## Description of the task
Return the whole listing, line for line, without the pictures in it.

## Listed records
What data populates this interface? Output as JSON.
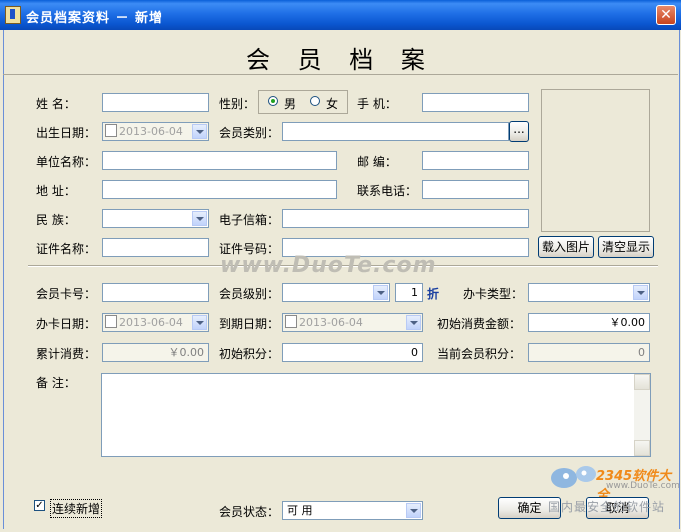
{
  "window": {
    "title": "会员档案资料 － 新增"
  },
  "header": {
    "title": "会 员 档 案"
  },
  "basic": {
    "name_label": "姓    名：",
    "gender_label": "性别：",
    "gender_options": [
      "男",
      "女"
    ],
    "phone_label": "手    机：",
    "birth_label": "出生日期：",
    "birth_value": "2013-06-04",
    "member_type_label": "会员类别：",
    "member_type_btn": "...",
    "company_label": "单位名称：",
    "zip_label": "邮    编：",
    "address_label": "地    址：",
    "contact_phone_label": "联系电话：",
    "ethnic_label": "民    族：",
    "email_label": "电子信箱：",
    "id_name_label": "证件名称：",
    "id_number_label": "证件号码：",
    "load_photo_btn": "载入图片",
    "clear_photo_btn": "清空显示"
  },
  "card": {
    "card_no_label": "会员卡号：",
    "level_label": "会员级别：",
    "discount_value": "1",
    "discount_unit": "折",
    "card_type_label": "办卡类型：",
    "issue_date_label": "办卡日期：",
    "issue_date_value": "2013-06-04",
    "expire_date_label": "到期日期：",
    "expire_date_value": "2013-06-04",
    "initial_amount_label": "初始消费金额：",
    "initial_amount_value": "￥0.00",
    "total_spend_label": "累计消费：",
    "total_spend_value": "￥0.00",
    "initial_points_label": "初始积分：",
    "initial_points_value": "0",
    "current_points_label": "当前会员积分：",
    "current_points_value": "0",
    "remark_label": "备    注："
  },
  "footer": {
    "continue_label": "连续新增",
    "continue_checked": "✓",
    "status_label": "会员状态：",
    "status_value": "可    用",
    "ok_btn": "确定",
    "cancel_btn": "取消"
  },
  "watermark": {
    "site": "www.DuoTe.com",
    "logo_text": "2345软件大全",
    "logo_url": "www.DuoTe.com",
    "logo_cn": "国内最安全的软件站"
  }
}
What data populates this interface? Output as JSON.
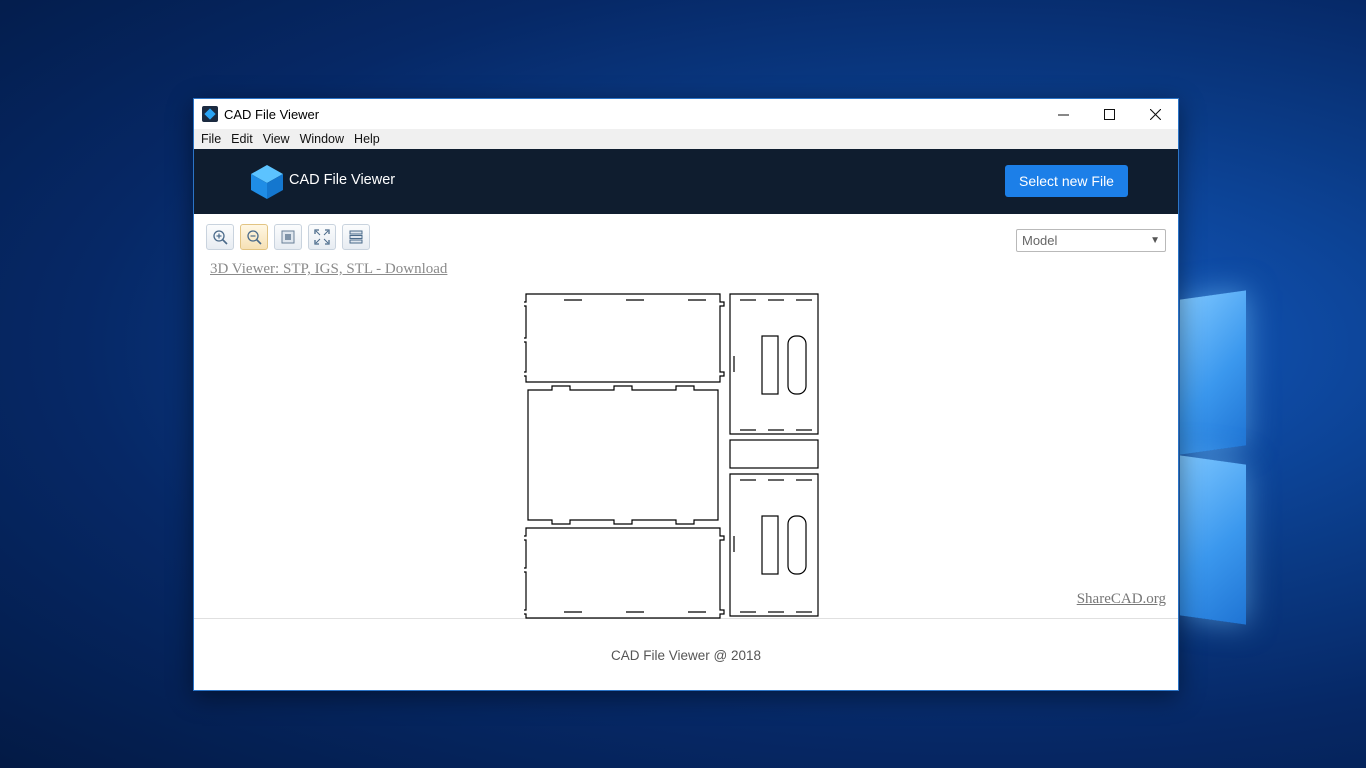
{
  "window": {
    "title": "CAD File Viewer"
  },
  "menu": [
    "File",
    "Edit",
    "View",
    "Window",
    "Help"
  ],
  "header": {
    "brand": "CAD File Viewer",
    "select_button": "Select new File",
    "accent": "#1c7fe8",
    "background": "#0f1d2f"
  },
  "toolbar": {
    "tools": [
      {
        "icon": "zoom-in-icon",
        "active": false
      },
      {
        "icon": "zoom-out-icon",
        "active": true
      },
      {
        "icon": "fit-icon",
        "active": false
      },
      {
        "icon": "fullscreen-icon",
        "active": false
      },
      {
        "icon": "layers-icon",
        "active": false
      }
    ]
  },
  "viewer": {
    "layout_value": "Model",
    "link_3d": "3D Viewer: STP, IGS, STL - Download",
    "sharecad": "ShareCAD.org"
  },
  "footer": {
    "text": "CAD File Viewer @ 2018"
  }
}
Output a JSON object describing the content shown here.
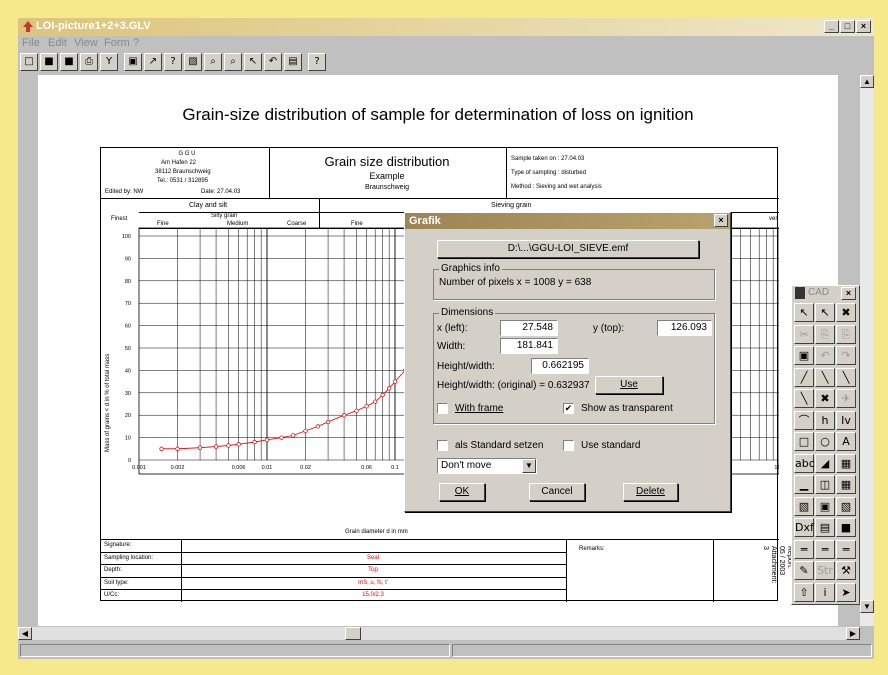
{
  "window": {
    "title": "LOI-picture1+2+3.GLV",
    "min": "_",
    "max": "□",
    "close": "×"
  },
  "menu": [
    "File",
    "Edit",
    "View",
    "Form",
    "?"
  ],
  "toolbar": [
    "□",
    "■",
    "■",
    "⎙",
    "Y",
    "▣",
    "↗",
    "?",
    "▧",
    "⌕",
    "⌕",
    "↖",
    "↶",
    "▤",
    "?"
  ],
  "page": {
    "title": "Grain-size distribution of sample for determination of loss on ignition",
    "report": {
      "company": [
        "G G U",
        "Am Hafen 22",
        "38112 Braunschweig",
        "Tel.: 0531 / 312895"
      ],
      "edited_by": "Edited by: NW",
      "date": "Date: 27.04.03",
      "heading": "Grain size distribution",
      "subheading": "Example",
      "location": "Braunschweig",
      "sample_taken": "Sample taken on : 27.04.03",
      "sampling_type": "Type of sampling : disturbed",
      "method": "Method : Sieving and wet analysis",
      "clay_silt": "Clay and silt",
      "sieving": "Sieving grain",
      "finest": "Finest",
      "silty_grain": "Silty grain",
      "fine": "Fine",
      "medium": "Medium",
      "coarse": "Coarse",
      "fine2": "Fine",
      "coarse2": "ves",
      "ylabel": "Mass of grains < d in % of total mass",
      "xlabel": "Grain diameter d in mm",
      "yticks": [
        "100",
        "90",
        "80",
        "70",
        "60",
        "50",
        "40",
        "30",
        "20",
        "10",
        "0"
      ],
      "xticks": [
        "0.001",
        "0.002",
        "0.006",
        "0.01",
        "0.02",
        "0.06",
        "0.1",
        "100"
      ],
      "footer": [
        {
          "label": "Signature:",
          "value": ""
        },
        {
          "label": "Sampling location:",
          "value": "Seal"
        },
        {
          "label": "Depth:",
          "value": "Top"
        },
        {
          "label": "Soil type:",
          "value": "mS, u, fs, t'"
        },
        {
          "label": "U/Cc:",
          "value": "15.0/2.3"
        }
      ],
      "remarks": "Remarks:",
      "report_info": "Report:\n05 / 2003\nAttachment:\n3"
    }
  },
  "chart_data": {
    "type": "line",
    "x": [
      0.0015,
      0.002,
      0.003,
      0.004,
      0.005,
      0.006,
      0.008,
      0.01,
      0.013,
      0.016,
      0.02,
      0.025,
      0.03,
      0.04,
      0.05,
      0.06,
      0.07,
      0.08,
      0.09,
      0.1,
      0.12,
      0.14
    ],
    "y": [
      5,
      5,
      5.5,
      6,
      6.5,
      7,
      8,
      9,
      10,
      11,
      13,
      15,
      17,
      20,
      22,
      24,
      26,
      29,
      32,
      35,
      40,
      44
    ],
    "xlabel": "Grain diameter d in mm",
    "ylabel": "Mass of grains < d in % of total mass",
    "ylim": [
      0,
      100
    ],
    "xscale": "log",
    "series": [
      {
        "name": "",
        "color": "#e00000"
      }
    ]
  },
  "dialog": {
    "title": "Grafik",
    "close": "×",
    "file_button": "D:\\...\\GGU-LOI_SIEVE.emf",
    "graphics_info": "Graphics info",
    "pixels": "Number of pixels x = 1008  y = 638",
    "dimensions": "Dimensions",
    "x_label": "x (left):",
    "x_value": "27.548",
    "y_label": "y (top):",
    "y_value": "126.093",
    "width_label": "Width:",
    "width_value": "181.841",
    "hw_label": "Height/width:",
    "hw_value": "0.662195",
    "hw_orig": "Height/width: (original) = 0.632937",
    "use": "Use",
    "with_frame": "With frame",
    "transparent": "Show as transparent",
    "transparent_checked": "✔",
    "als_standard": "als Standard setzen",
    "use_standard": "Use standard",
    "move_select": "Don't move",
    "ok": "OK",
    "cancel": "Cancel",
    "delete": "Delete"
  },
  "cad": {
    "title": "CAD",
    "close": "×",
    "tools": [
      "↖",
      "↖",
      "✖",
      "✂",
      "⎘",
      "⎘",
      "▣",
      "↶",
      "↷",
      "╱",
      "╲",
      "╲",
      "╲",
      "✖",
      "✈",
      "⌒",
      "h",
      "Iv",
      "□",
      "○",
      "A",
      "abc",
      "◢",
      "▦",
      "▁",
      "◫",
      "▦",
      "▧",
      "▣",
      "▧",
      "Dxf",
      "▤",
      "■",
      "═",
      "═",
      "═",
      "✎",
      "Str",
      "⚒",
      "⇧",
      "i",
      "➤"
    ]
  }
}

## Task result
What data populates this interface? Output as JSON.
{
  "window": {
    "title": "会员档案资料 － 新增"
  },
  "header": {
    "title": "会 员 档 案"
  },
  "basic": {
    "name_label": "姓    名：",
    "gender_label": "性别：",
    "gender_options": [
      "男",
      "女"
    ],
    "phone_label": "手    机：",
    "birth_label": "出生日期：",
    "birth_value": "2013-06-04",
    "member_type_label": "会员类别：",
    "member_type_btn": "...",
    "company_label": "单位名称：",
    "zip_label": "邮    编：",
    "address_label": "地    址：",
    "contact_phone_label": "联系电话：",
    "ethnic_label": "民    族：",
    "email_label": "电子信箱：",
    "id_name_label": "证件名称：",
    "id_number_label": "证件号码：",
    "load_photo_btn": "载入图片",
    "clear_photo_btn": "清空显示"
  },
  "card": {
    "card_no_label": "会员卡号：",
    "level_label": "会员级别：",
    "discount_value": "1",
    "discount_unit": "折",
    "card_type_label": "办卡类型：",
    "issue_date_label": "办卡日期：",
    "issue_date_value": "2013-06-04",
    "expire_date_label": "到期日期：",
    "expire_date_value": "2013-06-04",
    "initial_amount_label": "初始消费金额：",
    "initial_amount_value": "￥0.00",
    "total_spend_label": "累计消费：",
    "total_spend_value": "￥0.00",
    "initial_points_label": "初始积分：",
    "initial_points_value": "0",
    "current_points_label": "当前会员积分：",
    "current_points_value": "0",
    "remark_label": "备    注："
  },
  "footer": {
    "continue_label": "连续新增",
    "continue_checked": "✓",
    "status_label": "会员状态：",
    "status_value": "可    用",
    "ok_btn": "确定",
    "cancel_btn": "取消"
  },
  "watermark": {
    "site": "www.DuoTe.com",
    "logo_text": "2345软件大全",
    "logo_url": "www.DuoTe.com",
    "logo_cn": "国内最安全的软件站"
  }
}
What data populates this interface? Output as JSON.
{
  "window": {
    "title": "CAD File Viewer"
  },
  "menu": [
    "File",
    "Edit",
    "View",
    "Window",
    "Help"
  ],
  "header": {
    "brand": "CAD File Viewer",
    "select_button": "Select new File",
    "accent": "#1c7fe8",
    "background": "#0f1d2f"
  },
  "toolbar": {
    "tools": [
      {
        "icon": "zoom-in-icon",
        "active": false
      },
      {
        "icon": "zoom-out-icon",
        "active": true
      },
      {
        "icon": "fit-icon",
        "active": false
      },
      {
        "icon": "fullscreen-icon",
        "active": false
      },
      {
        "icon": "layers-icon",
        "active": false
      }
    ]
  },
  "viewer": {
    "layout_value": "Model",
    "link_3d": "3D Viewer: STP, IGS, STL - Download",
    "sharecad": "ShareCAD.org"
  },
  "footer": {
    "text": "CAD File Viewer @ 2018"
  }
}
Output a JSON object describing the content shown here.
{
  "window": {
    "title": "LOI-picture1+2+3.GLV",
    "min": "_",
    "max": "□",
    "close": "×"
  },
  "menu": [
    "File",
    "Edit",
    "View",
    "Form",
    "?"
  ],
  "toolbar": [
    "□",
    "■",
    "■",
    "⎙",
    "Y",
    "▣",
    "↗",
    "?",
    "▧",
    "⌕",
    "⌕",
    "↖",
    "↶",
    "▤",
    "?"
  ],
  "page": {
    "title": "Grain-size distribution of sample for determination of loss on ignition",
    "report": {
      "company": [
        "G G U",
        "Am Hafen 22",
        "38112 Braunschweig",
        "Tel.: 0531 / 312895"
      ],
      "edited_by": "Edited by: NW",
      "date": "Date: 27.04.03",
      "heading": "Grain size distribution",
      "subheading": "Example",
      "location": "Braunschweig",
      "sample_taken": "Sample taken on : 27.04.03",
      "sampling_type": "Type of sampling : disturbed",
      "method": "Method : Sieving and wet analysis",
      "clay_silt": "Clay and silt",
      "sieving": "Sieving grain",
      "finest": "Finest",
      "silty_grain": "Silty grain",
      "fine": "Fine",
      "medium": "Medium",
      "coarse": "Coarse",
      "fine2": "Fine",
      "coarse2": "ves",
      "ylabel": "Mass of grains < d in % of total mass",
      "xlabel": "Grain diameter d in mm",
      "yticks": [
        "100",
        "90",
        "80",
        "70",
        "60",
        "50",
        "40",
        "30",
        "20",
        "10",
        "0"
      ],
      "xticks": [
        "0.001",
        "0.002",
        "0.006",
        "0.01",
        "0.02",
        "0.06",
        "0.1",
        "100"
      ],
      "footer": [
        {
          "label": "Signature:",
          "value": ""
        },
        {
          "label": "Sampling location:",
          "value": "Seal"
        },
        {
          "label": "Depth:",
          "value": "Top"
        },
        {
          "label": "Soil type:",
          "value": "mS, u, fs, t'"
        },
        {
          "label": "U/Cc:",
          "value": "15.0/2.3"
        }
      ],
      "remarks": "Remarks:",
      "report_info": "Report:\n05 / 2003\nAttachment:\n3"
    }
  },
  "chart_data": {
    "type": "line",
    "x": [
      0.0015,
      0.002,
      0.003,
      0.004,
      0.005,
      0.006,
      0.008,
      0.01,
      0.013,
      0.016,
      0.02,
      0.025,
      0.03,
      0.04,
      0.05,
      0.06,
      0.07,
      0.08,
      0.09,
      0.1,
      0.12,
      0.14
    ],
    "y": [
      5,
      5,
      5.5,
      6,
      6.5,
      7,
      8,
      9,
      10,
      11,
      13,
      15,
      17,
      20,
      22,
      24,
      26,
      29,
      32,
      35,
      40,
      44
    ],
    "xlabel": "Grain diameter d in mm",
    "ylabel": "Mass of grains < d in % of total mass",
    "ylim": [
      0,
      100
    ],
    "xscale": "log",
    "series": [
      {
        "name": "",
        "color": "#e00000"
      }
    ]
  },
  "dialog": {
    "title": "Grafik",
    "close": "×",
    "file_button": "D:\\...\\GGU-LOI_SIEVE.emf",
    "graphics_info": "Graphics info",
    "pixels": "Number of pixels x = 1008  y = 638",
    "dimensions": "Dimensions",
    "x_label": "x (left):",
    "x_value": "27.548",
    "y_label": "y (top):",
    "y_value": "126.093",
    "width_label": "Width:",
    "width_value": "181.841",
    "hw_label": "Height/width:",
    "hw_value": "0.662195",
    "hw_orig": "Height/width: (original) = 0.632937",
    "use": "Use",
    "with_frame": "With frame",
    "transparent": "Show as transparent",
    "transparent_checked": "✔",
    "als_standard": "als Standard setzen",
    "use_standard": "Use standard",
    "move_select": "Don't move",
    "ok": "OK",
    "cancel": "Cancel",
    "delete": "Delete"
  },
  "cad": {
    "title": "CAD",
    "close": "×",
    "tools": [
      "↖",
      "↖",
      "✖",
      "✂",
      "⎘",
      "⎘",
      "▣",
      "↶",
      "↷",
      "╱",
      "╲",
      "╲",
      "╲",
      "✖",
      "✈",
      "⌒",
      "h",
      "Iv",
      "□",
      "○",
      "A",
      "abc",
      "◢",
      "▦",
      "▁",
      "◫",
      "▦",
      "▧",
      "▣",
      "▧",
      "Dxf",
      "▤",
      "■",
      "═",
      "═",
      "═",
      "✎",
      "Str",
      "⚒",
      "⇧",
      "i",
      "➤"
    ]
  }
}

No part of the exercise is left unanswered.